What’s the difference between an alleged and vociferously denied assault at a high school party and an adult getting tanked and driving on the highway? Senate Democrats apparently consider the former a disqualifier for the judiciary, but the latter a youthful indiscretion that doesn’t disqualify someone from judging who should be on the federal bench. At least, that appears to be the takeaway from what’s increasingly looking like an eleventh-hour smear attempt against Brett Kavanaugh.
For several hours, Dianne Feinstein teased out that she had a secret allegation against Kavanaugh that might require a federal investigation. By the end of the day yesterday, it initially got reported as this, Allahpundit noted in an update:
“That individual strongly requested confidentiality, declined to come forward or press the matter further, and I have honored that decision. I have, however, referred the matter to federal investigative authorities,” she said.

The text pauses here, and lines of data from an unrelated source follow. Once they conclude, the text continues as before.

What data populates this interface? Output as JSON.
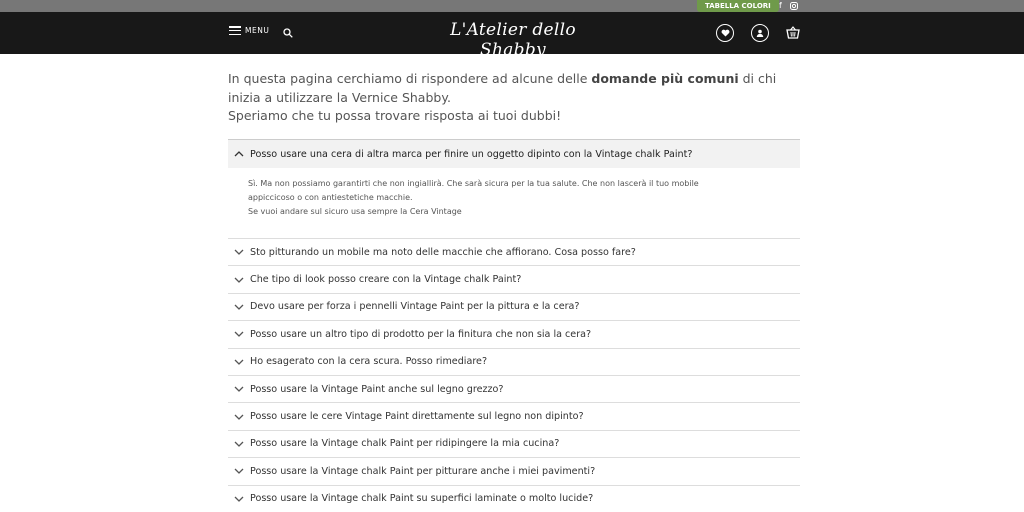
{
  "topbar": {
    "tabella_label": "TABELLA COLORI",
    "facebook_icon": "f"
  },
  "header": {
    "menu_label": "MENU",
    "logo_text": "L'Atelier dello Shabby"
  },
  "intro": {
    "part1": "In questa pagina cerchiamo di rispondere ad alcune delle ",
    "bold": "domande più comuni",
    "part2": " di chi inizia a utilizzare la Vernice Shabby.",
    "line3": "Speriamo che tu possa trovare risposta ai tuoi dubbi!"
  },
  "faq": {
    "open": {
      "question": "Posso usare una cera di altra marca per finire un oggetto dipinto con la Vintage chalk Paint?",
      "answer_line1": "Sì. Ma non possiamo garantirti che non ingiallirà. Che sarà sicura per la tua salute. Che non lascerà il tuo mobile",
      "answer_line2": "appiccicoso o con antiestetiche macchie.",
      "answer_line3": "Se vuoi andare sul sicuro usa sempre la Cera Vintage"
    },
    "items": [
      "Sto pitturando un mobile ma noto delle macchie che affiorano. Cosa posso fare?",
      "Che tipo di look posso creare con la Vintage chalk Paint?",
      "Devo usare per forza i pennelli Vintage Paint per la pittura e la cera?",
      "Posso usare un altro tipo di prodotto per la finitura che non sia la cera?",
      "Ho esagerato con la cera scura. Posso rimediare?",
      "Posso usare la Vintage Paint anche sul legno grezzo?",
      "Posso usare le cere Vintage Paint direttamente sul legno non dipinto?",
      "Posso usare la Vintage chalk Paint per ridipingere la mia cucina?",
      "Posso usare la Vintage chalk Paint per pitturare anche i miei pavimenti?",
      "Posso usare la Vintage chalk Paint su superfici laminate o molto lucide?"
    ]
  },
  "icons": [
    "hamburger-icon",
    "search-icon",
    "heart-icon",
    "user-icon",
    "cart-icon",
    "facebook-icon",
    "instagram-icon",
    "chevron-up-icon",
    "chevron-down-icon"
  ]
}
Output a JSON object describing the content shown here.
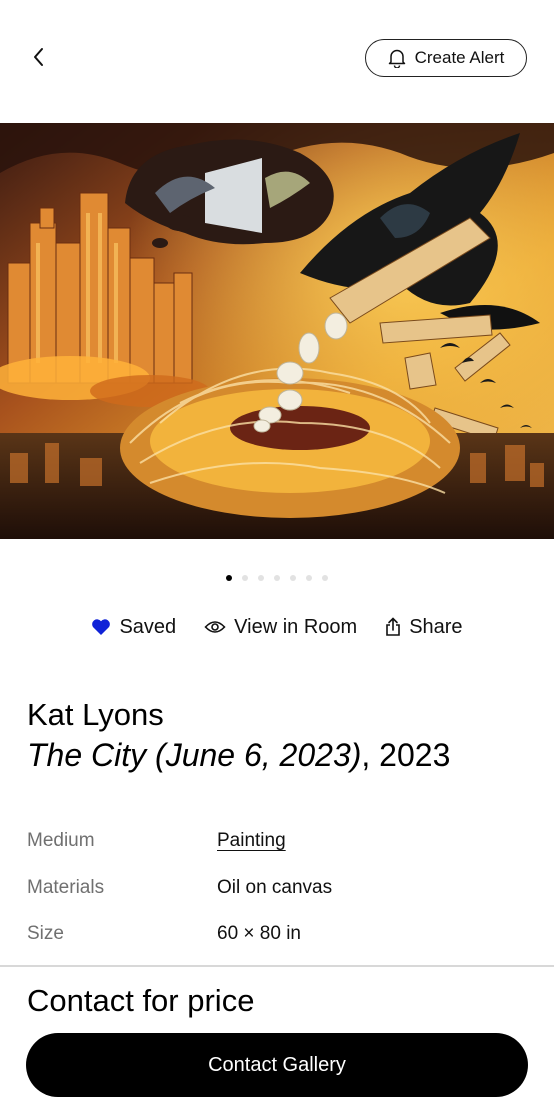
{
  "header": {
    "back_icon": "chevron-left-icon",
    "alert_icon": "bell-icon",
    "alert_label": "Create Alert"
  },
  "artwork": {
    "carousel_total": 7,
    "carousel_active": 1
  },
  "actions": {
    "saved_label": "Saved",
    "saved_icon": "heart-icon",
    "saved_color": "#1023d7",
    "view_label": "View in Room",
    "view_icon": "eye-icon",
    "share_label": "Share",
    "share_icon": "share-icon"
  },
  "artist": "Kat Lyons",
  "title": "The City (June 6, 2023)",
  "year": "2023",
  "details": [
    {
      "label": "Medium",
      "value": "Painting",
      "link": true
    },
    {
      "label": "Materials",
      "value": "Oil on canvas",
      "link": false
    },
    {
      "label": "Size",
      "value": "60 × 80 in",
      "link": false
    }
  ],
  "price": "Contact for price",
  "cta_label": "Contact Gallery"
}
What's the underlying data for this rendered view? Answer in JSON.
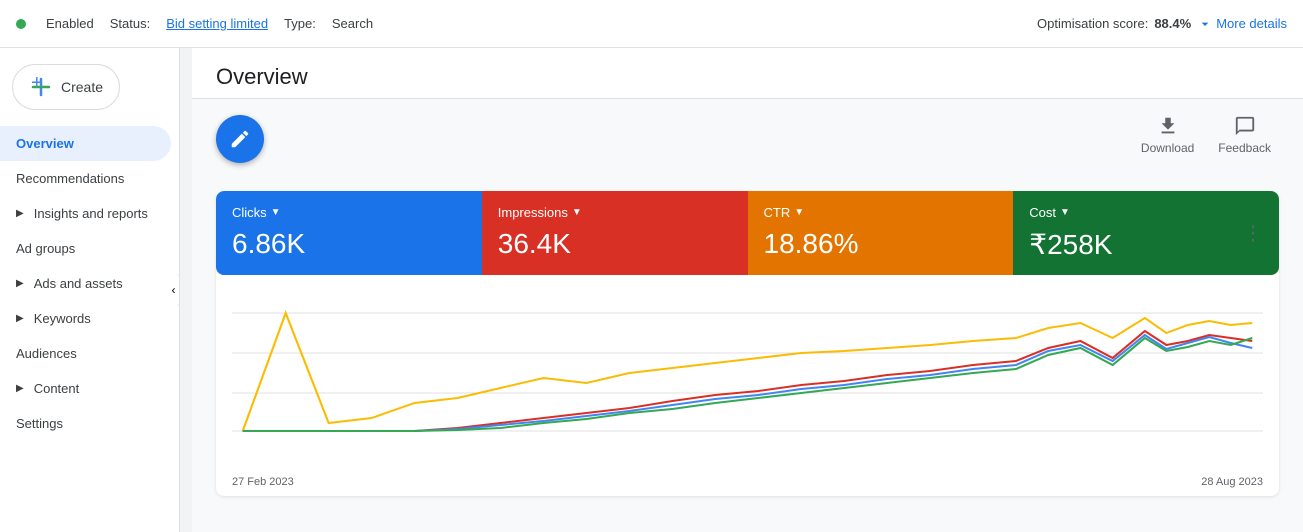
{
  "topbar": {
    "enabled_label": "Enabled",
    "status_prefix": "Status:",
    "status_value": "Bid setting limited",
    "type_prefix": "Type:",
    "type_value": "Search",
    "opt_score_prefix": "Optimisation score:",
    "opt_score_value": "88.4%",
    "more_details_label": "More details"
  },
  "sidebar": {
    "create_label": "Create",
    "nav_items": [
      {
        "id": "overview",
        "label": "Overview",
        "active": true,
        "has_chevron": false
      },
      {
        "id": "recommendations",
        "label": "Recommendations",
        "active": false,
        "has_chevron": false
      },
      {
        "id": "insights",
        "label": "Insights and reports",
        "active": false,
        "has_chevron": true
      },
      {
        "id": "ad-groups",
        "label": "Ad groups",
        "active": false,
        "has_chevron": false
      },
      {
        "id": "ads-assets",
        "label": "Ads and assets",
        "active": false,
        "has_chevron": true
      },
      {
        "id": "keywords",
        "label": "Keywords",
        "active": false,
        "has_chevron": true
      },
      {
        "id": "audiences",
        "label": "Audiences",
        "active": false,
        "has_chevron": false
      },
      {
        "id": "content",
        "label": "Content",
        "active": false,
        "has_chevron": true
      },
      {
        "id": "settings",
        "label": "Settings",
        "active": false,
        "has_chevron": false
      }
    ]
  },
  "overview": {
    "title": "Overview",
    "toolbar": {
      "download_label": "Download",
      "feedback_label": "Feedback"
    },
    "metrics": [
      {
        "id": "clicks",
        "label": "Clicks",
        "value": "6.86K",
        "color_class": "clicks"
      },
      {
        "id": "impressions",
        "label": "Impressions",
        "value": "36.4K",
        "color_class": "impressions"
      },
      {
        "id": "ctr",
        "label": "CTR",
        "value": "18.86%",
        "color_class": "ctr"
      },
      {
        "id": "cost",
        "label": "Cost",
        "value": "₹258K",
        "color_class": "cost"
      }
    ],
    "chart": {
      "start_date": "27 Feb 2023",
      "end_date": "28 Aug 2023"
    }
  }
}
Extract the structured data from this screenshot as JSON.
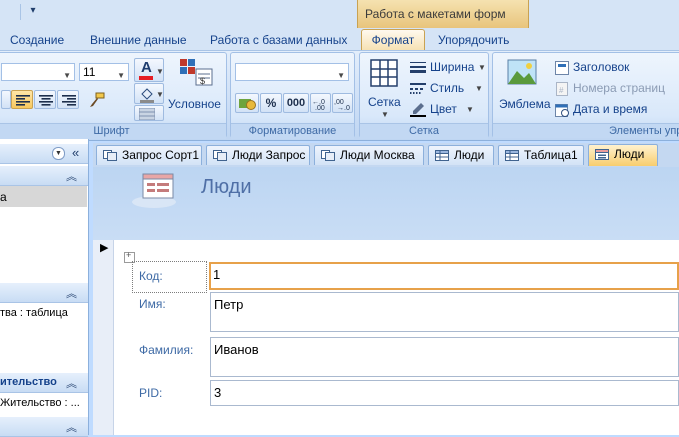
{
  "ribbon": {
    "context_title": "Работа с макетами форм",
    "tabs": [
      "Создание",
      "Внешние данные",
      "Работа с базами данных",
      "Формат",
      "Упорядочить"
    ],
    "font_size": "11",
    "groups": {
      "font": "Шрифт",
      "formatting": "Форматирование",
      "gridlines": "Сетка",
      "controls": "Элементы упр"
    },
    "conditional_label": "Условное",
    "percent": "%",
    "thousands": "000",
    "gridlines_label": "Сетка",
    "width_label": "Ширина",
    "style_label": "Стиль",
    "color_label": "Цвет",
    "logo_label": "Эмблема",
    "title_label": "Заголовок",
    "page_numbers_label": "Номера страниц",
    "date_time_label": "Дата и время"
  },
  "nav_pane": {
    "selected_item": "а",
    "items": [
      "тва : таблица",
      "ительство",
      "Жительство : ..."
    ]
  },
  "doc_tabs": [
    {
      "label": "Запрос Сорт1",
      "icon": "query-icon"
    },
    {
      "label": "Люди Запрос",
      "icon": "query-icon"
    },
    {
      "label": "Люди Москва",
      "icon": "query-icon"
    },
    {
      "label": "Люди",
      "icon": "table-icon"
    },
    {
      "label": "Таблица1",
      "icon": "table-icon"
    },
    {
      "label": "Люди",
      "icon": "form-icon"
    }
  ],
  "form": {
    "title": "Люди",
    "fields": [
      {
        "label": "Код:",
        "value": "1"
      },
      {
        "label": "Имя:",
        "value": "Петр"
      },
      {
        "label": "Фамилия:",
        "value": "Иванов"
      },
      {
        "label": "PID:",
        "value": "3"
      }
    ]
  }
}
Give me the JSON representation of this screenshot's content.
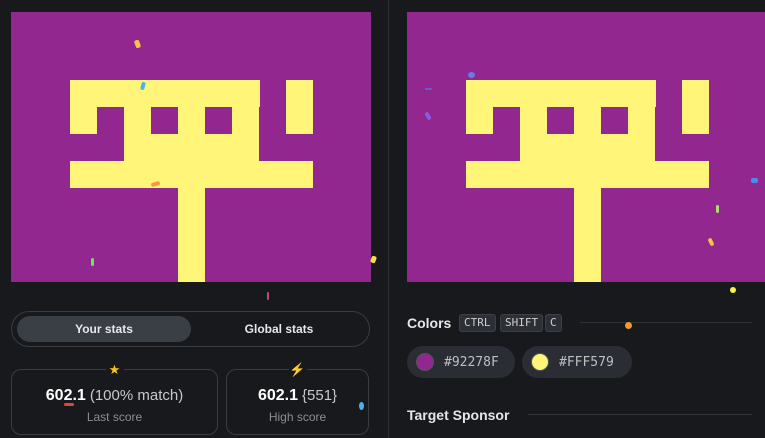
{
  "toggle": {
    "active": "Your stats",
    "inactive": "Global stats"
  },
  "stats": {
    "last": {
      "score": "602.1",
      "detail": "(100% match)",
      "label": "Last score",
      "icon": "star-icon"
    },
    "high": {
      "score": "602.1",
      "detail": "{551}",
      "label": "High score",
      "icon": "lightning-icon"
    }
  },
  "colors_section": {
    "title": "Colors",
    "shortcut": [
      "CTRL",
      "SHIFT",
      "C"
    ],
    "colors": [
      {
        "hex": "#92278F",
        "label": "#92278F"
      },
      {
        "hex": "#FFF579",
        "label": "#FFF579"
      }
    ]
  },
  "sponsor_section": {
    "title": "Target Sponsor"
  },
  "palette": {
    "background": "#17191d",
    "purple": "#92278F",
    "yellow": "#FFF579"
  }
}
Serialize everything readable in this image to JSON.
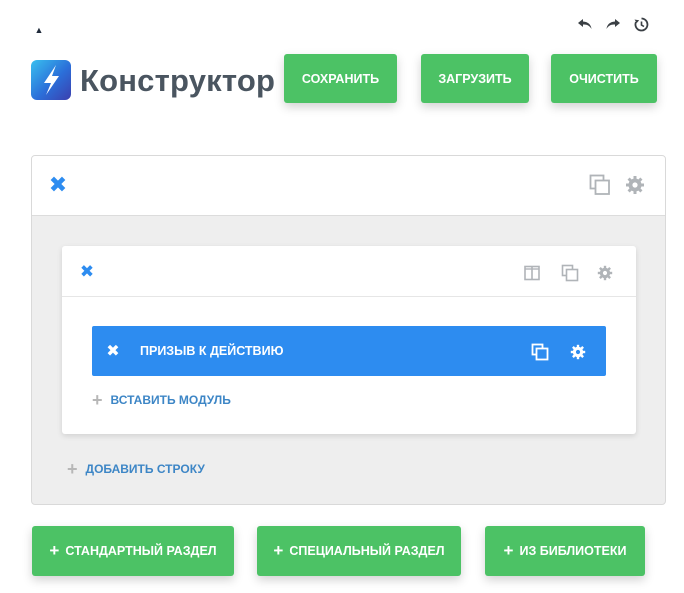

A source who said they were briefed on the contents of the letter said it described an incident involving Kavanaugh and a woman that took place when both were 17 years old and at a party. According to the source, Kavanaugh and a male friend had locked her in a room against her will, making her feel threatened, but she was able to get out of the room. The Guardian has not verified the apparent claims in the letter. It is not yet clear who wrote it. …
While additional details about the letter were scarce, two media outlets have reported that the person who wrote the letter is being represented by an attorney, Debra Katz, who has been described in media reports as Washington’s #MeToo lawyer.
It did get a lot more serious later, as Allahpundit noted already, when it turned into an accusation of attempted rape. That allegation oddly had never been raised before despite Kavanaugh’s high profile over the last twenty years, not even when Senate Democrats tried to stall his appointment to the appellate bench for three years from 2003-6. Even now, the alleged victim won’t corroborate it and wanted to drop it, and the two men involved both deny it ever happened. There isn’t any other evidence to support it, which is why Feinstein likely wanted to sit on it until her colleagues forced it out into the open.
If an uncorroborated anonymous allegation of a crime from 1982 qualifies as a reason to prevent someone from public service, what about an actual crime on the record from 1998? When will Senate Democrats meet to discuss the danger Beto O’Rourke poses to the dignity of federal office?
State and local police reports obtained by the Chronicle and Express-News show that O’Rourke was driving drunk at what a witness called “a high rate of speed” in a 75 mph zone on Interstate 10 about a mile from the New Mexico border. He lost control and hit a truck, sending his car careening across the center median into oncoming lanes. The witness, who stopped at the scene, later told police that O’Rourke had tried to drive away from the scene.
O’Rourke recorded a 0.136 and 0.134 on police breathalyzers, above a blood-alcohol level of 0.10, the state legal limit at the time. He was arrested at the scene and charged with DWI, but completed a court-approved diversion program and had the charges dismissed.
This happened in 1998, not 1982. O’Rourke was 26 years old at the time, not 17, and drank so much to excess that he was nearly twice as drunk as today’s DWI limits. He could have killed someone, and it likely that he came close to doing so by going into oncoming traffic. Furthermore, he tried to flee from the scene as an adult rather than face the music, but didn’t manage to do so successfully. And that’s no smear, no anonymous allegation — it’s a matter of public record.
O’Rourke claims he’s atoned and matured since then. I’d certainly say that was a possibility or even a strong likelihood, especially since I believe in redemption and O’Rourke has managed to keep his record clean since. But those were choices O’Rourke made as an adult, and potentially fatal choices, not a failure of teenage judgment. If Democrats argue that an established 20-year-old crime is immaterial to the election because of the passage of time, and furthermore that Beto’s better qualified than Ted Cruz to judge who should get appointed to the bench even with that crime on the record, then a sudden unsubstantiated allegation about a 36-year-old incident that may never have happened at all has to have much less to say about the person getting appointed to the bench.
And if Senate Democrats want to keep pressing that allegation against Kavanaugh, then they need to answer for Beto O’Rourke. At this point, even a double standard would be an improvement over none at all.